Ross proposes psychiatric diagnoses for several other literary figures: For example, he writes that Jonathan Swift had the classic behavioral features of obsessive-compulsive disorder and that Herman Melville probably suffered from bipolar II disorder, with episodes of “hypomania” such as the supremely creative period during which he wrote “Moby-Dick,” as well as bouts of severe depression.
Sexually transmitted diseases figure prominently in the lives of some of Ross’s subjects, as do the toxic remedies often used to treat such infections before the discovery of antibiotics. In 1904, the young James Joyce wrote to his friend Oliver Gogarty, a medical student, asking for advice on how to treat his troublesome urinary symptoms, which may have developed following a visit to Dublin’s red-light district. Gogarty, diagnosing at a distance, referred Joyce to a doctor for what he guessed to be gonorrhea. Three years later, Joyce was hospitalized for arthritis and eye inflammation. Bouts of eye pain recurred over the next decade or more; ultimately, Joyce developed severe glaucoma and lost most of his sight. Joyce’s eye problems may have stemmed from his youthful dalliance: Chlamydia, a sexual infection with symptoms similar to gonorrhea, can lead to a complication known as “reactive arthritis,” which sometimes produces dangerous inflammation of the iris.
Although Ross opens his book with the case of William Shakespeare, he is on far shakier ground when writing about the Bard’s health than when diagnosing writers about whose lives more is known. As he acknowledges, “the only medical fact known with certainty about William Shakespeare is that his handwriting deteriorated in his last years.” Stretching to come up with an explanation for Shakespeare’s increasingly illegible script (which may have reduced his literary productivity in later life), Ross proposes a plausible but unprovable theory: a tremor produced by damage to the brain’s cerebellum, a side effect of mercury poisoning. Why mercury poisoning? Because mercury compounds, administered along with steaming hot baths, were a common treatment for syphilis, a sexually transmitted infection probably brought to Europe from the New World. Syphilis was epidemic in Shakespeare’s England, especially in London, and Ross writes that the disease was far more aggressive than it is today, often killing its victims.

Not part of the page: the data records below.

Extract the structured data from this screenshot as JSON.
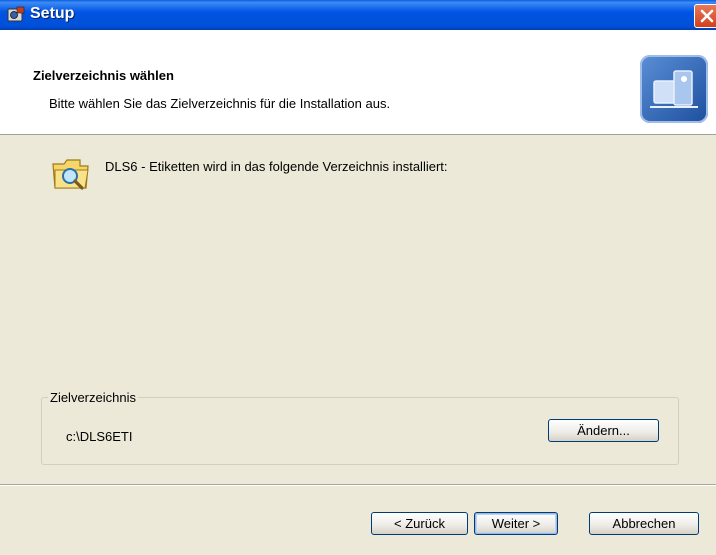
{
  "window": {
    "title": "Setup"
  },
  "header": {
    "title": "Zielverzeichnis wählen",
    "subtitle": "Bitte wählen Sie das Zielverzeichnis für die Installation aus."
  },
  "body": {
    "message": "DLS6 - Etiketten wird in das folgende Verzeichnis installiert:"
  },
  "destination": {
    "group_label": "Zielverzeichnis",
    "path": "c:\\DLS6ETI",
    "change_label": "Ändern..."
  },
  "buttons": {
    "back": "< Zurück",
    "next": "Weiter >",
    "cancel": "Abbrechen"
  },
  "colors": {
    "titlebar": "#0054e3",
    "dialog_bg": "#ece9d8",
    "close_button": "#d1401c"
  },
  "icons": [
    "setup-app-icon",
    "close-icon",
    "installer-logo-icon",
    "folder-search-icon"
  ]
}
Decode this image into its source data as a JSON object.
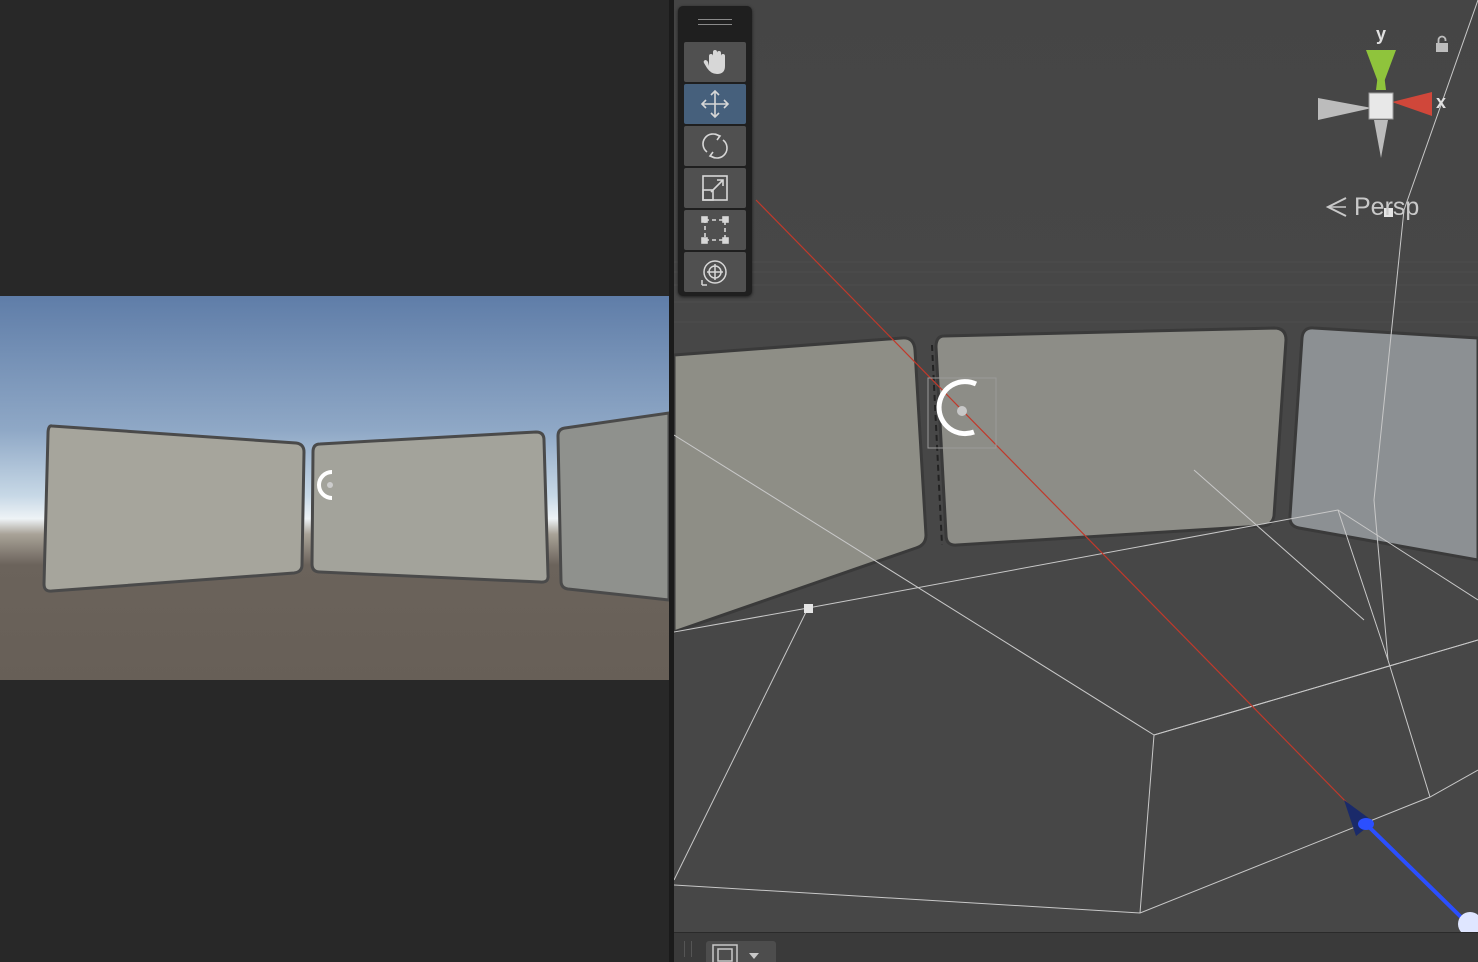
{
  "game_view": {
    "sky_top": "#5f7da8",
    "horizon": "#dce7ee",
    "ground": "#675f57"
  },
  "scene_view": {
    "projection_label": "Persp",
    "gizmo": {
      "y_label": "y",
      "x_label": "x"
    },
    "axis_colors": {
      "x": "#d0473a",
      "y": "#8fc43c",
      "z": "#2b4fff"
    }
  },
  "tool_palette": {
    "tools": [
      {
        "name": "hand-tool",
        "icon": "hand-icon",
        "active": false
      },
      {
        "name": "move-tool",
        "icon": "move-icon",
        "active": true
      },
      {
        "name": "rotate-tool",
        "icon": "rotate-icon",
        "active": false
      },
      {
        "name": "scale-tool",
        "icon": "scale-icon",
        "active": false
      },
      {
        "name": "rect-tool",
        "icon": "rect-transform-icon",
        "active": false
      },
      {
        "name": "transform-tool",
        "icon": "transform-icon",
        "active": false
      }
    ],
    "active_color": "#46607c"
  }
}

Any evidence that Shakespeare had syphilis is indirect and tenuous; for example, an anecdote in a diary of the day refers to him as an amorous adventurer, lines in some of the sonnets can be construed as referring to symptoms of sexually transmitted diseases, and several of the plays contain mentions of syphilis (variously known as “the pox,” “the malady of France,” “the incurable bone-ache,” “the good year” and “Winchester goose”) and to its treatments. The syphilis scenario gives Ross a chance to expound upon the disease’s fascinating history and to work in many intriguing anecdotes culled from his admirable literary research.
Is he on the right track, or is he libeling Shakespeare? Sadly, we’ll never know. But like his other, better-supported medical subplots, it makes for a rollicking good story.
is a clinical assistant professor of family medicine at the Georgetown University School of Medicine and a former editor and reporter for The Washington Post.